• Given data:
:::::

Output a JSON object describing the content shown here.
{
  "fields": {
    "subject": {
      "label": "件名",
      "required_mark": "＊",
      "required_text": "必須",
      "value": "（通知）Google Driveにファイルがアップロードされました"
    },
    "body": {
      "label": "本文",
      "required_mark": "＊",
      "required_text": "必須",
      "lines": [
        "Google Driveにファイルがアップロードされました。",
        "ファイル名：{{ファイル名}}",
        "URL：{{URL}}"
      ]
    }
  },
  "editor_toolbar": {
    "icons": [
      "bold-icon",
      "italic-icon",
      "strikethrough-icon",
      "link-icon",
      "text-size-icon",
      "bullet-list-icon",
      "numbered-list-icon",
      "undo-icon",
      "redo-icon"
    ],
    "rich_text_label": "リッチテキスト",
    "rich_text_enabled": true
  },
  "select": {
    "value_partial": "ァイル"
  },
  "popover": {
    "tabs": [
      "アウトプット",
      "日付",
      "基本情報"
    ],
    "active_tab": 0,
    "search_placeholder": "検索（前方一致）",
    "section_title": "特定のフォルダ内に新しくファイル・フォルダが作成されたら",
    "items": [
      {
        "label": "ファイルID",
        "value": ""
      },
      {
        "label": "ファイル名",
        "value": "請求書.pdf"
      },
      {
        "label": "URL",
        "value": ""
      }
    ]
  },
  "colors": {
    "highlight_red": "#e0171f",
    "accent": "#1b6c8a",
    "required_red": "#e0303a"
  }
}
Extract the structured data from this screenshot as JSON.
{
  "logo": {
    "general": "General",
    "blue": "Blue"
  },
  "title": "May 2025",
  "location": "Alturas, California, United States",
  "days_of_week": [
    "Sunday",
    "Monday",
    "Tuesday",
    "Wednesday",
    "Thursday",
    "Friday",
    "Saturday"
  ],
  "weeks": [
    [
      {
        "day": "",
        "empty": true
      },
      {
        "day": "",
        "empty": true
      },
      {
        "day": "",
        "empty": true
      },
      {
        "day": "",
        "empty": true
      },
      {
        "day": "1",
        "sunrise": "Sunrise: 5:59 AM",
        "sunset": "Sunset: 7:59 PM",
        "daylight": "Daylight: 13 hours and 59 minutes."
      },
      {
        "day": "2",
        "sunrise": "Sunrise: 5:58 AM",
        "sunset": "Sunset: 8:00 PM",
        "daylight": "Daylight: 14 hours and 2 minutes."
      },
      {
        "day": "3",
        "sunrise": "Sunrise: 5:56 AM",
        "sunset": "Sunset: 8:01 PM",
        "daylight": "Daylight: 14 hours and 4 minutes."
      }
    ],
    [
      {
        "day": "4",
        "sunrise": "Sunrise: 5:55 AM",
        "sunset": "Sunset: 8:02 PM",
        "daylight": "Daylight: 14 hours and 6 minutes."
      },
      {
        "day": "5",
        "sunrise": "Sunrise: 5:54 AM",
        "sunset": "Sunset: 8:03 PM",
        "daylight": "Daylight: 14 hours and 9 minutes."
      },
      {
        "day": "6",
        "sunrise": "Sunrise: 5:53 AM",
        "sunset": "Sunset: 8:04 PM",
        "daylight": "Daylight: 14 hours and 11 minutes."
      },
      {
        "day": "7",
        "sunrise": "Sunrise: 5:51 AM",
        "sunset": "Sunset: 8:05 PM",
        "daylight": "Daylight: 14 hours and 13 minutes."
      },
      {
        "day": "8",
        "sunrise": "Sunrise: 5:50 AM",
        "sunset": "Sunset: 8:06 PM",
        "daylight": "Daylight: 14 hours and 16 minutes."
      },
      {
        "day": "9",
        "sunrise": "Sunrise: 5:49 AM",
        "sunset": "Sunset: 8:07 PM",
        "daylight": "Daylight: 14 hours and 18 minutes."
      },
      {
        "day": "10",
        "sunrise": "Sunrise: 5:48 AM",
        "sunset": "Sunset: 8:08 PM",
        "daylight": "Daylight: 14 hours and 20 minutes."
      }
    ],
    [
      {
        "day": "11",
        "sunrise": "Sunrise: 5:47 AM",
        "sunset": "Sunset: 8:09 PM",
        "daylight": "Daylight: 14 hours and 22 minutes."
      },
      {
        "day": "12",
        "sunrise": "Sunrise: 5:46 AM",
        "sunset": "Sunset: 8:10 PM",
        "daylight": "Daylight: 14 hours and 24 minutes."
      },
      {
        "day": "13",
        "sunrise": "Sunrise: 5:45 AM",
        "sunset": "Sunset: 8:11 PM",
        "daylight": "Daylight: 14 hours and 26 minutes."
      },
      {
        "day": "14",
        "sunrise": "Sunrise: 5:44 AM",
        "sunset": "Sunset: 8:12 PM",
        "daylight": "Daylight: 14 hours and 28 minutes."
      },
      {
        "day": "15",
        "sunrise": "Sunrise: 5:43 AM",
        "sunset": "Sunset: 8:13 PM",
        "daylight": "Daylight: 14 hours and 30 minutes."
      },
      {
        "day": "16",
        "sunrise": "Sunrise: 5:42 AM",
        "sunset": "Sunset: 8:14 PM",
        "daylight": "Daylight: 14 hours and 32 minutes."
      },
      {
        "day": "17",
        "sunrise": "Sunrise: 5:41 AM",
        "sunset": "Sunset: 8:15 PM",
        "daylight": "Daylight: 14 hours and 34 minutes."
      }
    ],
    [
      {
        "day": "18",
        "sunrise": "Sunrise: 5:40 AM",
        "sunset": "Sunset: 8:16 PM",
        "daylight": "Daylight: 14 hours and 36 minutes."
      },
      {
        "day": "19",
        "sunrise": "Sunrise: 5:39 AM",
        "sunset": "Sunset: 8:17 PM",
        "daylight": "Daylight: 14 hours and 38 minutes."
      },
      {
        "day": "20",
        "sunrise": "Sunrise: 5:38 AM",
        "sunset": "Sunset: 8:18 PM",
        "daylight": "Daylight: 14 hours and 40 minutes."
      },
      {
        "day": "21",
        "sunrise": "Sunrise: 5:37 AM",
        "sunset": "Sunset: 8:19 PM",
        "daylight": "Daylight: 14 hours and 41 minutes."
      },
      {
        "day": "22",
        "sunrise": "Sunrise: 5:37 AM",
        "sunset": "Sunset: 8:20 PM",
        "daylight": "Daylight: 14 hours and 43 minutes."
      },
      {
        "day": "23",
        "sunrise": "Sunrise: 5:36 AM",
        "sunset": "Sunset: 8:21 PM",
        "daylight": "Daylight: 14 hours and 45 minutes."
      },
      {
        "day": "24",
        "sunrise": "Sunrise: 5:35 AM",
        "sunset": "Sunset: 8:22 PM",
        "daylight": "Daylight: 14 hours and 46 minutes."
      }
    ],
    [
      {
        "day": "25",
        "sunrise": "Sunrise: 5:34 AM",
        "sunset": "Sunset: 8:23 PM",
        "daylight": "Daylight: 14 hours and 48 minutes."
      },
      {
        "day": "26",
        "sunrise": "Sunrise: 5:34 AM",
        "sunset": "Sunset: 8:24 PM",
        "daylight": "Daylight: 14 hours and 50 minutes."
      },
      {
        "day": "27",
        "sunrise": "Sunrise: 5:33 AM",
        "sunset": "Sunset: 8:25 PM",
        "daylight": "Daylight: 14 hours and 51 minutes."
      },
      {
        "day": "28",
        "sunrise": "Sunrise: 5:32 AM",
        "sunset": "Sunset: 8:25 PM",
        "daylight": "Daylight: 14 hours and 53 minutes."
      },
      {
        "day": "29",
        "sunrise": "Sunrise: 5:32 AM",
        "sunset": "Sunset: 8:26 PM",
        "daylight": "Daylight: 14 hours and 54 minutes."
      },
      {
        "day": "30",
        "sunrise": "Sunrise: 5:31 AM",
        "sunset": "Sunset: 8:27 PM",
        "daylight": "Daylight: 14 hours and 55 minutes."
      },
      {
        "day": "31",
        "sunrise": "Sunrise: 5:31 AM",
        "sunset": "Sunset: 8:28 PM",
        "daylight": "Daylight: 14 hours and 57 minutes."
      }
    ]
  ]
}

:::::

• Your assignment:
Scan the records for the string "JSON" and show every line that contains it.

• Reply:
Output a JSON object describing the content shown here.
Extract the structured data from this screenshot as JSON.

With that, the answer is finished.